I could go into this for ever and ever and ever but the point I'm trying to get across here is my frustration about how little I know and how much I want to know aka as much as I can. I think I will be about 80 years old before I know enough about the world to be able to create a life changing design. Luckily for me it is the best excuse to get out into the world and experience it.
'Designers are not creative': 'Designers are Wankers' - While I was browsing 'crap designs' and why they are just not relevant to the world they are created in I came across this. They have teamed up with Grafix magazine to uncover the design writers of the future. It looks like a good networking site not just for chat but to experience other ideas, intriguing and some controversial but questioning design and what 'sucks'. Check it out at;

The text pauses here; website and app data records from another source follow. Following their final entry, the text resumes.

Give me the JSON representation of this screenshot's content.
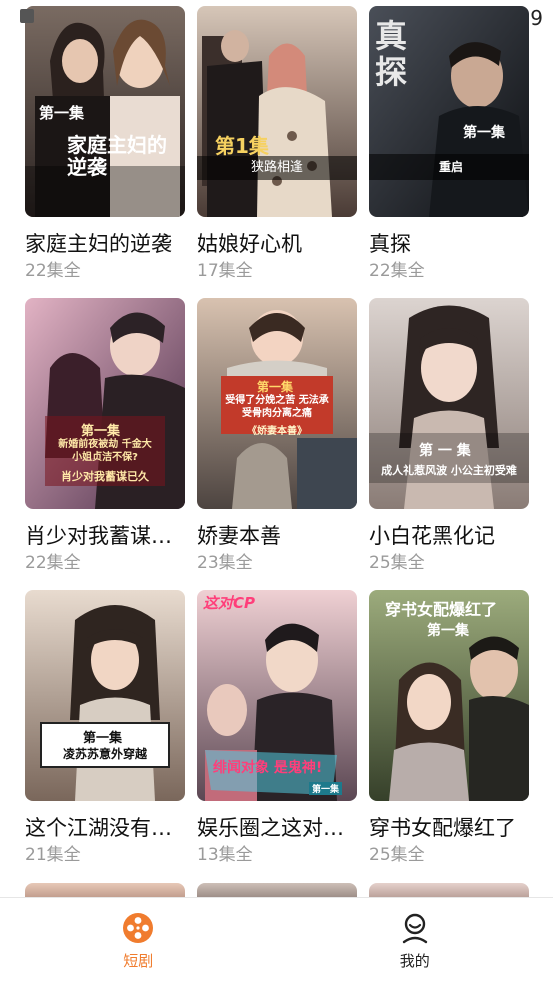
{
  "status": {
    "time": "9"
  },
  "dramas": [
    {
      "title": "家庭主妇的逆袭",
      "count": "22集全",
      "poster_text": "家庭主妇的逆袭",
      "episode": "第一集",
      "colors": [
        "#6b5a52",
        "#2e2622"
      ]
    },
    {
      "title": "姑娘好心机",
      "count": "17集全",
      "poster_text": "狭路相逢",
      "episode": "第1集",
      "colors": [
        "#c7b7a9",
        "#4a3b35"
      ]
    },
    {
      "title": "真探",
      "count": "22集全",
      "poster_text": "真探",
      "episode": "第一集",
      "subtext": "重启",
      "colors": [
        "#3a3f47",
        "#101215"
      ]
    },
    {
      "title": "肖少对我蓄谋…",
      "count": "22集全",
      "poster_text": "肖少对我蓄谋已久",
      "episode": "第一集",
      "subtext": "新婚前夜被劫 千金大小姐贞洁不保?",
      "colors": [
        "#d7a2b6",
        "#5b3d58"
      ]
    },
    {
      "title": "娇妻本善",
      "count": "23集全",
      "poster_text": "《娇妻本善》",
      "episode": "第一集",
      "subtext": "受得了分娩之苦 无法承受骨肉分离之痛",
      "colors": [
        "#c9b5a5",
        "#574a44"
      ]
    },
    {
      "title": "小白花黑化记",
      "count": "25集全",
      "poster_text": "成人礼惹风波 小公主初受难",
      "episode": "第 一 集",
      "colors": [
        "#cfc6c2",
        "#8d7f79"
      ]
    },
    {
      "title": "这个江湖没有…",
      "count": "21集全",
      "poster_text": "凌苏苏意外穿越",
      "episode": "第一集",
      "colors": [
        "#e1d2c6",
        "#7d6b60"
      ]
    },
    {
      "title": "娱乐圈之这对C…",
      "count": "13集全",
      "poster_text": "绯闻对象 是鬼神!",
      "episode": "第一集",
      "subtext": "这对CP",
      "colors": [
        "#e6c4c6",
        "#5e4a57"
      ]
    },
    {
      "title": "穿书女配爆红了",
      "count": "25集全",
      "poster_text": "穿书女配爆红了",
      "episode": "第一集",
      "colors": [
        "#8fa06e",
        "#3e4a2e"
      ]
    }
  ],
  "nav": {
    "tabs": [
      {
        "label": "短剧",
        "icon": "film-reel-icon",
        "active": true
      },
      {
        "label": "我的",
        "icon": "profile-icon",
        "active": false
      }
    ]
  },
  "theme": {
    "accent": "#f07c2e",
    "text": "#111111",
    "muted": "#9a9a9a"
  }
}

Monday, 12 October 2009
Tuesday, 6 October 2009
Thursday, 1 October 2009
You’re walking down the street alone. As you walk past people what do you do? Avoid eye contact? Smile? Stare at them to try to give off a positive vibe that says you’re not one of those people that ignore human existence completely? It’s simply one of those awkward moments in day-to-day life that we’ve just learnt to accept as normal. But what about when you walk towards someone and you both veer to the same side to pass then try to dodge to the other, resulting in a kind of strange bobbing movement as if trying to guard the basketball ne. Today, this happened to me on maybe 6 different occasions. So, if it happened to me so many times in one day, but on an average day it probably wouldn’t even once, this must mean it ‘addictive’ in a sense, therefore contagious right? And another person is involved meaning they would then spread this ‘awkward dodge’ around for the rest of the day too?! An example of this is shown in ‘The Tipping Point’ when Malcolm Gladwell talks about yawning. By just seeing the word ‘yawn’ written in the book it encourages you to do it whether you like it or not, despite the fact you’re probably not even tired. Like a virus, these things spread and spread, resulting in an epidemic. I wonder if those people I ‘dodged’ today ‘dodged’ others again and again, like me. Could I have started an epidemic in Dundee City Centre? Or, was I simply one of the spreaders of the ‘Stickiness’ that causes these epidemics in the first place?
I can just imagine every single shopper bobbing oddly around the town, Primark bags whirling…